Editor’s note: This piece was originally published by Stephanie Beougher with the U.S. Army News Service on January 2, 2020
COLUMBUS, Ohio — What do you do when you’re overweight and it is preventing you from pursuing your passion to join the military? If you’re Matt Logsdon, you hit the gym two hours a day, six days a week for a year.
When the 25-year-old from Ashtabula County in northeast Ohio started his journey to join the Ohio Army National Guard in October 2018, he weighed 345 pounds and had 52% body fat. Twelve months later, Logsdon’s transformation was nothing short of amazing — he’d lost 145 pounds and had improved his body fat by more than 30%.
“The hardest part of my weight loss journey had to be sacrificing time with family and friends – not going out to eat with them or just hanging out in general.
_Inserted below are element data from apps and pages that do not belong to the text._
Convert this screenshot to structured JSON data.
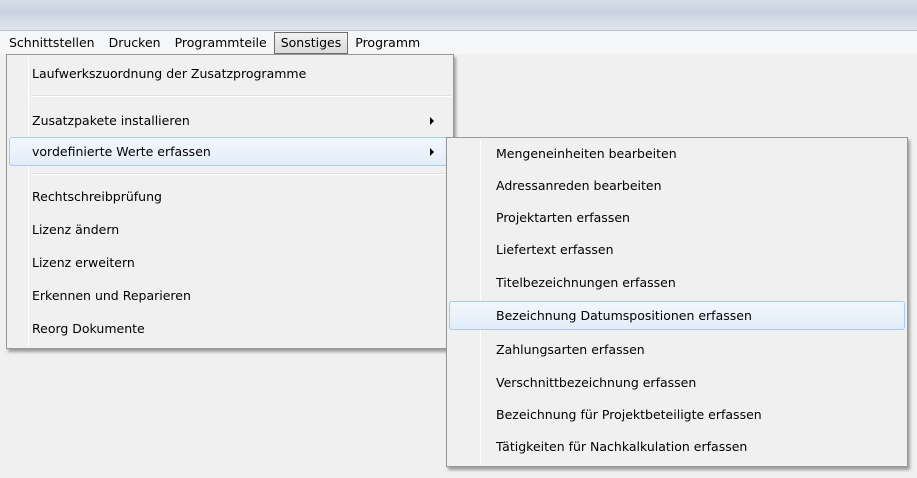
{
  "menubar": {
    "items": [
      "Schnittstellen",
      "Drucken",
      "Programmteile",
      "Sonstiges",
      "Programm"
    ],
    "active": "Sonstiges"
  },
  "sonstiges_menu": {
    "items": [
      {
        "label": "Laufwerkszuordnung der Zusatzprogramme"
      },
      {
        "label": "Zusatzpakete installieren",
        "submenu": true
      },
      {
        "label": "vordefinierte Werte erfassen",
        "submenu": true,
        "highlighted": true
      },
      {
        "label": "Rechtschreibprüfung"
      },
      {
        "label": "Lizenz ändern"
      },
      {
        "label": "Lizenz erweitern"
      },
      {
        "label": "Erkennen und Reparieren"
      },
      {
        "label": "Reorg Dokumente"
      }
    ]
  },
  "werte_submenu": {
    "items": [
      {
        "label": "Mengeneinheiten bearbeiten"
      },
      {
        "label": "Adressanreden bearbeiten"
      },
      {
        "label": "Projektarten erfassen"
      },
      {
        "label": "Liefertext erfassen"
      },
      {
        "label": "Titelbezeichnungen erfassen"
      },
      {
        "label": "Bezeichnung Datumspositionen erfassen",
        "highlighted": true
      },
      {
        "label": "Zahlungsarten erfassen"
      },
      {
        "label": "Verschnittbezeichnung erfassen"
      },
      {
        "label": "Bezeichnung für Projektbeteiligte erfassen"
      },
      {
        "label": "Tätigkeiten für Nachkalkulation erfassen"
      }
    ]
  }
}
I wake up at 3 a.m., six days a week, go to the gym and still work a full-time job. Puts me in bed around 8 p.m. every night,” Logsdon said.
Along with a rigorous workout schedule, he also starting eating healthier – which meant no sugar or fast food. Logsdon admits there have been times he’s had to resist the temptation to fall back into bad habits. He’s found motivation to keep on track through the support he received from his mother, sister and co-workers – and his desire to serve his country.
“Two of my uncles are Vietnam veterans and I wanted to follow in their footsteps,” he said. “I am looking forward to being a part of a bigger purpose.”
In his civilian career, Logsdon is a truck driver. As he starts his military career, he’ll be a motor transport operator at the rank of specialist in the 1484th Transportation Company in North Canton, Ohio. Sgt. 1st Class Mark Hutton, Logsdon’s Ohio Army National Guard recruiter, helped him enlist under the Civilian Acquired Skills Program, which gives accelerated promotions for new Soldiers who have specialized skills relevant to a military occupational specialty.
“Matt is one of those enlistments that reminds recruiters why we do this job. He is a great guy and an inspiration for many,” Hutton said.
Logsdon hopes to take advantage of the college tuition assistance opportunities that come along with serving in the Ohio National Guard and to go back to school.
When asked what advice he had for someone thinking about joining the military but who may not be physically fit to meet the requirements, he suggests setting small goals first to reach the end goal, and, “join a gym, and surround yourself with like-minded, goal-oriented people who are going to push you to achieve your dreams.”
Logsdon is living his dream by making his health a priority in order to become a Citizen-Soldier in the Ohio Army National Guard.
Feature photo courtesy of the U.S. Army News Service